the standard rate (The duty may be a percentage of the value of the
goods or at a specific rate) or, in the case of import from some
countries, at the preferential rate or ad valorem rate. The rate varies for
different items from 5% to 40%
• Additional Duty (Countervailing Duty) : This duty is levied under the
Custom Tariff Act, section 3 (1) and its rate structure is equal to central
excise duty leviable on similar goods produced or manufactured in
India. It can be charged on all goods by the central government to
counter balance excise duty leviable to raw materials, components and
other inputs similar to those used in the production of such good. 
• Anti-dumping Duty : This duty prevents the dumping of foreign goods by
the transnational companies with a view to protecting domestic
industry from unfair injury
• Protective Duty : This duty protect the interests of the Indian industrial
sector
• Export Duty : This duty is levied on the export of goods from India the
rate at which the duty is levied are given in the customs tariff act,1975.
 At present very few articles such as skins and leather are subject to
CONSTITUTIONAL VALIDITY
• Customs Act 1962 -
 Replaced the Sea Customs Act,1878. It is the main Act,
which provides for the levy and collection of duty
import/export procedures, prohibition on importation and
exportation of goods, penalties, offenses etc. Under section
156 & 157 of Customs Act, 1962, the Central Government
has been empowered to make rules/regulations. It
consolidates the entire law on the subject of import and
export duties, which were earlier contained in various
enactments like the Sea Customs Act, 1878, In-land
Bounded Warehousing Act, 1896 and Land Customs Act,
1924
• Customs Tariff Act of 1975 -
 Replaced the Indian Tariff Act,1934. The Customs Tariff
Act, 1975 contains two schedules which give classification
and rates of duties for imports and for exports.
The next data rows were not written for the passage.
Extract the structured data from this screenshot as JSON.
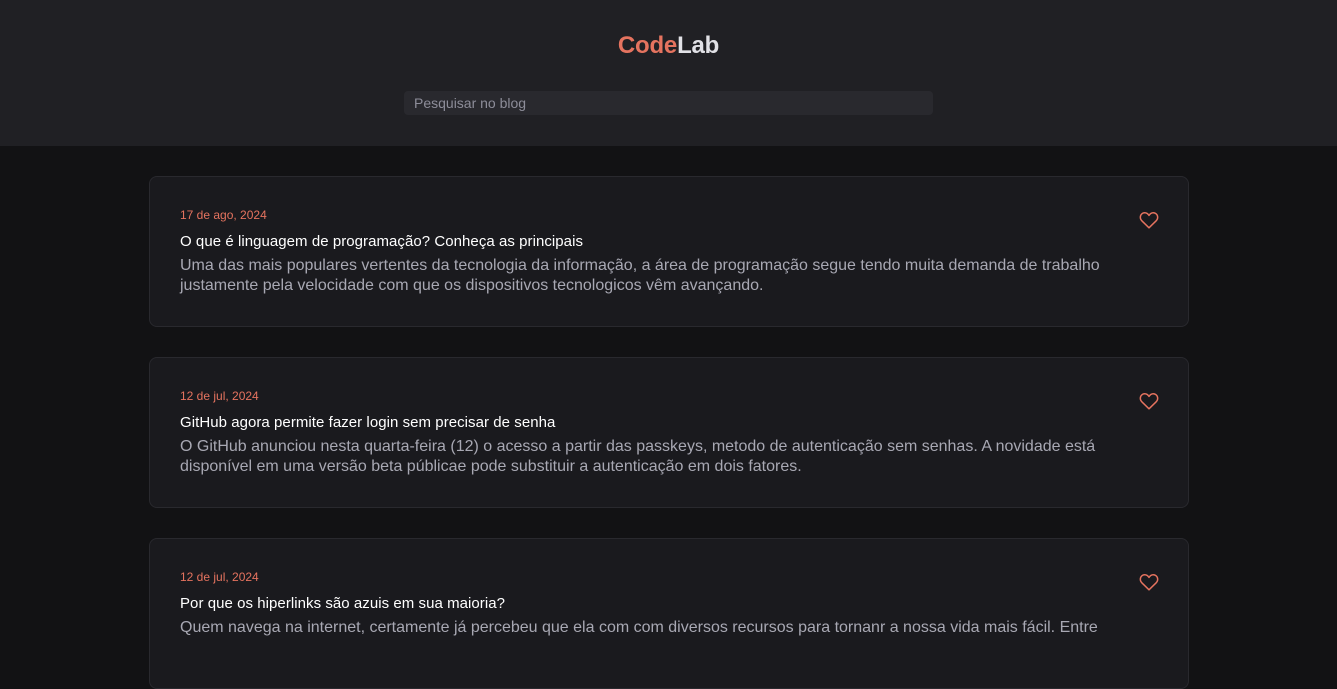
{
  "header": {
    "logo_part1": "Code",
    "logo_part2": "Lab",
    "search_placeholder": "Pesquisar no blog"
  },
  "posts": [
    {
      "date": "17 de ago, 2024",
      "title": "O que é linguagem de programação? Conheça as principais",
      "excerpt": "Uma das mais populares vertentes da tecnologia da informação, a área de programação segue tendo muita demanda de trabalho justamente pela velocidade com que os dispositivos tecnologicos vêm avançando."
    },
    {
      "date": "12 de jul, 2024",
      "title": "GitHub agora permite fazer login sem precisar de senha",
      "excerpt": "O GitHub anunciou nesta quarta-feira (12) o acesso a partir das passkeys, metodo de autenticação sem senhas. A novidade está disponível em uma versão beta públicae pode substituir a autenticação em dois fatores."
    },
    {
      "date": "12 de jul, 2024",
      "title": "Por que os hiperlinks são azuis em sua maioria?",
      "excerpt": "Quem navega na internet, certamente já percebeu que ela com com diversos recursos para tornanr a nossa vida mais fácil. Entre"
    }
  ],
  "colors": {
    "accent": "#E5735F",
    "header_bg": "#202024",
    "page_bg": "#121214",
    "card_bg": "#1A1A1E"
  },
  "icons": {
    "favorite": "heart-icon"
  }
}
In addition
the Customs Tariff Act (CTA) makes provisions for duties like
CENTRAL BOARD OF EXCISE
AND CUSTOMS
• The Central Board of Excise and Customs under the Ministry
of Finance manages the customs duty process in the
country
• Central Board of Excise and Customs (CBEC) is a part of the
Department of Revenue under the Ministry of Finance,
Government of India. It deals with the tasks of
formulation of policy concerning levy and collection of
Customs and Central Excise duties, prevention of
smuggling and administration of matters relating to
Customs, Central Excise and Narcotics to the extent
under CBEC's purview

CASES

• TAXABLE EVENT IN IMPORTS : taxable event


occurs when goods become part of mass of
goods within the country after crossing
customs barrier & BOE for home
consumption is filed (Kiran spinning mills
V. CC 1999) and (Garden Silk Mills Ltd.
V UOI 1999)
• TAXABLE EVENT IN EXPORTS : taxable event
occurs when goods cross territorial waters
[12nm] of India (UOI V. Rajindra drying
and printing mills 2005)
• SMUGGLING : any act or omission which will
THE END
THANK YOU